TFs contain DNA-binding domains (DBDs) that allow them to bind to specific DNA sequence (a recognition sequence) or have a general affinity to DNA. These DBDs are an independently folded protein domain which contains at least one motif that recognizes double or single stranded DNA.
DBDs are often part of a large protein containing additional domains with different functions. These additional domains often regulate the activity of the DBD and the function of DNA binding is either structural or transcriptional regulation, with the two roles sometimes overlapping.
Some examples of DBDs include the zinc finger, leucine zipper and winged helix.
Proteins that bind to DNA can be divided into two groups: those that bind to a specific DNA sequence and those that bind non-specifically. Proteins that bind to specific DNA sequences are often activators or repressors involved in regulating gene expression. These are proteins that interact with a short, well-defined, nucleotide sequence found near the start site for transcription. Proteins in the latter category include those required for DNA replication, repair, and recombination, as well as packaging proteins like the histones.
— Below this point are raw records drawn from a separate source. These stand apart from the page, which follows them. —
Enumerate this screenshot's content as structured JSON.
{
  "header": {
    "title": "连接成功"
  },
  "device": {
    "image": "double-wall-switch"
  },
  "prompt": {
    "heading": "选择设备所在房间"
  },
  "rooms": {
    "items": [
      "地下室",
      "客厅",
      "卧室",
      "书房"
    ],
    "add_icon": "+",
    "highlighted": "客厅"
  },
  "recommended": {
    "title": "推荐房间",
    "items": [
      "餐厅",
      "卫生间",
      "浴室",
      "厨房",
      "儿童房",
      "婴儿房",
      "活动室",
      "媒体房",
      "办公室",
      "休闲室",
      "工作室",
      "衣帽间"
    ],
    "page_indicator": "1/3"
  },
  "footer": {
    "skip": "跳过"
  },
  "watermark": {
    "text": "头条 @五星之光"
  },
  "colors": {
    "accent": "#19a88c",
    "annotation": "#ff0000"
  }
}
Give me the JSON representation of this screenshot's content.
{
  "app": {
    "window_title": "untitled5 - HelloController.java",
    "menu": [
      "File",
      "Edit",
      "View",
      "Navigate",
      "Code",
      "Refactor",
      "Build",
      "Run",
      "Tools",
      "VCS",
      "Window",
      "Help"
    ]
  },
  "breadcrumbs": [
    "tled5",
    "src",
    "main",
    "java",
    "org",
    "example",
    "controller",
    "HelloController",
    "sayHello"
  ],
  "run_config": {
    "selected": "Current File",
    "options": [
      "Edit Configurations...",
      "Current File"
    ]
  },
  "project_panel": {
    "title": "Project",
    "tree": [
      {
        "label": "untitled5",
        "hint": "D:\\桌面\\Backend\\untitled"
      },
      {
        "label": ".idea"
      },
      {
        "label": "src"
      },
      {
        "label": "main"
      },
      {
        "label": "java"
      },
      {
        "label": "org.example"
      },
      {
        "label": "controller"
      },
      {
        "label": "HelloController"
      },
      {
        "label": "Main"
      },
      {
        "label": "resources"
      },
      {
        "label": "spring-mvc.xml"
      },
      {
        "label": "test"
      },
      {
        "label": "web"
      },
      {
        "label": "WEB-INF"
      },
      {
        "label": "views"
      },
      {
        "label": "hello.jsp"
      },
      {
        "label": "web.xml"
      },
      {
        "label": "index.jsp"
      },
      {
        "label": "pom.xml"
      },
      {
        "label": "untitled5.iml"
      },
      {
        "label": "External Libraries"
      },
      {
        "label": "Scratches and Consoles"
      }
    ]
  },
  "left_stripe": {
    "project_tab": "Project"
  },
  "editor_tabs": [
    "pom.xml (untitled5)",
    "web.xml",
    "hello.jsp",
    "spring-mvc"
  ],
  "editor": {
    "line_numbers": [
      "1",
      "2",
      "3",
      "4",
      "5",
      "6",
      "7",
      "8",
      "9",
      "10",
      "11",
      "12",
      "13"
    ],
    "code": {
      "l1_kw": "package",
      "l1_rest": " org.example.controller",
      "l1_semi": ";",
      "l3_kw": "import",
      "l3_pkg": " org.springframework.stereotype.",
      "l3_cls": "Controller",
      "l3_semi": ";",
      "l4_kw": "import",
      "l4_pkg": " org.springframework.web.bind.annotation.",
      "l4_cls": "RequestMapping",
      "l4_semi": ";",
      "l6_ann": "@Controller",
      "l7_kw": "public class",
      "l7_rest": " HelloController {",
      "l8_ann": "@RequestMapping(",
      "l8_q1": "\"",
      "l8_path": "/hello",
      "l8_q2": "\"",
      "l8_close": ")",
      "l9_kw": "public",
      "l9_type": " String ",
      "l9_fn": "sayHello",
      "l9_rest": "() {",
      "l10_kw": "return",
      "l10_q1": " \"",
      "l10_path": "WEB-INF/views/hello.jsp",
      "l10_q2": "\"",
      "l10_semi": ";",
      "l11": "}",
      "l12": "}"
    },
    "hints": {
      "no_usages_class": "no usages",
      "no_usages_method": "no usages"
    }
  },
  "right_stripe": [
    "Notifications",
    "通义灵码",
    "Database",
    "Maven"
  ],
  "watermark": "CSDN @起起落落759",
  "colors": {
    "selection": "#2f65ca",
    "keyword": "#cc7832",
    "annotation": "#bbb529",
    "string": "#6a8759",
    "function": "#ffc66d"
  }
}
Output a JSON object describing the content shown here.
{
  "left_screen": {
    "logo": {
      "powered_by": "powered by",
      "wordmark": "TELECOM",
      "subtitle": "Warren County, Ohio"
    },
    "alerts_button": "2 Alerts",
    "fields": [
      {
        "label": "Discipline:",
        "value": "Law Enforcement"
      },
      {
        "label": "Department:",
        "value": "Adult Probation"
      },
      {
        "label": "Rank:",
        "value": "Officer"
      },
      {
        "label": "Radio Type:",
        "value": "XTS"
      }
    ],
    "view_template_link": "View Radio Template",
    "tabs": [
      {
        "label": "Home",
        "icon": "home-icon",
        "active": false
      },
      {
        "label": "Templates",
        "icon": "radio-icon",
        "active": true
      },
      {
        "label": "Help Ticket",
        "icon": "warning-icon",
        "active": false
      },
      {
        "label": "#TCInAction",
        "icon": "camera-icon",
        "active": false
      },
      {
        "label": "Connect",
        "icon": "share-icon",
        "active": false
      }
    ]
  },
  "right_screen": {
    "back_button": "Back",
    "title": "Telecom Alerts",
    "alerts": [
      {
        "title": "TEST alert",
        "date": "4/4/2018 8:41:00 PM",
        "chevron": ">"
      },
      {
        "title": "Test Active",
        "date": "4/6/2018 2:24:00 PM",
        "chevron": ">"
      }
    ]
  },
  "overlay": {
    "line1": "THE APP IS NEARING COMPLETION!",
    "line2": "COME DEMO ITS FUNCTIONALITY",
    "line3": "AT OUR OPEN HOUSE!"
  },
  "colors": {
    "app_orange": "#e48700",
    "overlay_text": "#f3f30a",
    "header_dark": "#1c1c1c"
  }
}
Now, here's the important point: all specific DNA binding proteins also bind DNA non-specifically. In many cases it's part of the search mechanism for the specific binding site. In the case of lac repressor, for example, the protein binds to any old place on the DNA molecule and slides along the DNA searching for a specific binding sequence. After sliding for a second or so it falls off and re-binds to another part of the DNA molecule.